De Pan asks an abundance of strategic questions. Imperfect shots are always running out of fairway, towards bunkers and heather. Poor decision-making is fatal.

Guy Campbell, designer of West Sussex, Royal Cinque Ports and Prince’s, was one of those to play the first nine. This is his educated verdict: “All the players whose interest in the game extends beyond an unending and unequal contest with ‘par’ have at one time or another conjured a vision of their ideal inland course.

“A course that shall incorporate all the fine features of a links, but with the light and shade, the aromatic scents, and vistas and backgrounds of red-boled, green-headed pines.

“A course where the fairways are spacious, where an erring short will not be lost… De Pan had every one of these rare qualities; indeed, as a dream course, it fills the bill.”

De Pan asks an abundance of strategic questions. Imperfect shots are always running out of fairway, towards bunkers and heather. Poor decision-making is fatal.

It’s also visually breathtaking, right from the moment of arrival at a quaint thatched-roofed cottage that looks like something out of a fairy tale. There is something other-worldly about De Pan. It’s a golfing playground, where the holes are beautifully balanced, with tough par fours mixed in with playful par fives and, as you would expect, stand-out short holes.

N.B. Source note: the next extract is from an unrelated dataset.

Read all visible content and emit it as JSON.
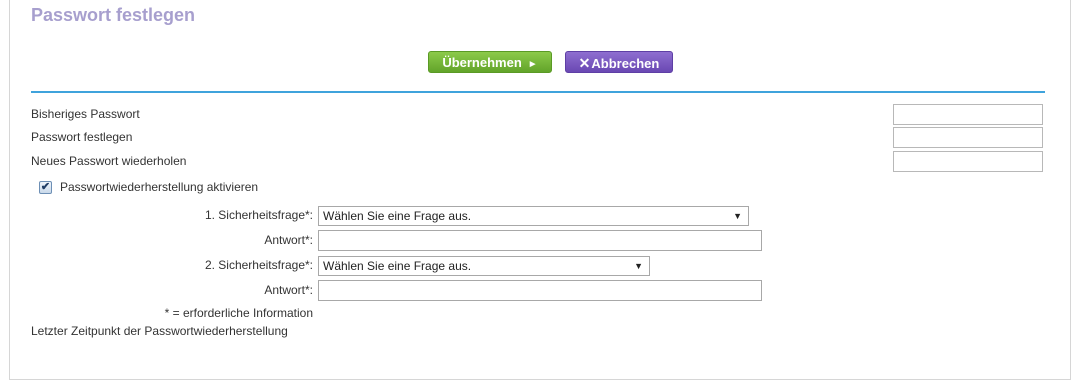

Utrecht de Pan

Colt, famously, used to stake out his par threes first when routing a new course and then work out the rest. How it shows. There is not a poor hole here and barely an average one. For a couple of highlights that illustrate De Pan’s charms, consider the 5th, 10th and 15th, a par five, a par four and a par three respectively.

The first of these has actually been amended by Martin Hawtree, and is a dogleg par five with a sting in its tail. The second shot is a real conundrum because the hole turns sharply right around 125 yards from the green and there is a large heathery mound pretty much where you might like to lay up. It’s impossibly pretty, requires much thought and no little skill.

It is almost unfair to pick out one of the par threes but the 15th is everything you would expect from a Colt short hole.

If the 5th is an acquired taste, the 10th is universally loved. It’s a short par four where the tee shot is a lay up to an uneven fairway followed by a short iron to a green that is either completely or partially hidden, according to the quality of your effort from the tee – and the mood of the greenkeeper setting out the pins.

It is almost unfair to pick out one of the par threes but the 15th is everything you would expect from a Colt short hole – played over heather to a slightly elevated green that blends into its surroundings while being well protected by sand and some subtle run-offs.

Elsewhere there are some outrageous blind shots, elevated drives, birdie chances and sharp doglegs. The interest levels never dip and nor does the sense of wonder at how Colt fitted all this into what is a compact site but somehow never feels like one.

The trees may be mature, but there is never an overwhelming feeling of claustrophobia, and that despite its 125-acre site, one of the benefits of which means the walk from green to tee is always a matter of seconds.

De Pan mimics the ‘smaller’ heathlands of Woking or Swinley Forest for the most part but on the 16th and 17th it resembles the more expansive Walton Heath as a blanket of heather connects these par 4s. They both have elevated tees to improve the view and a pair of better holes you will struggle to find on the continent.

Chris Bertram

 

Information

Harry Colt

+31 30 696 9120

Amersfoortseweg 1 , Bosch en Duin , Netherlands , 3735 LJ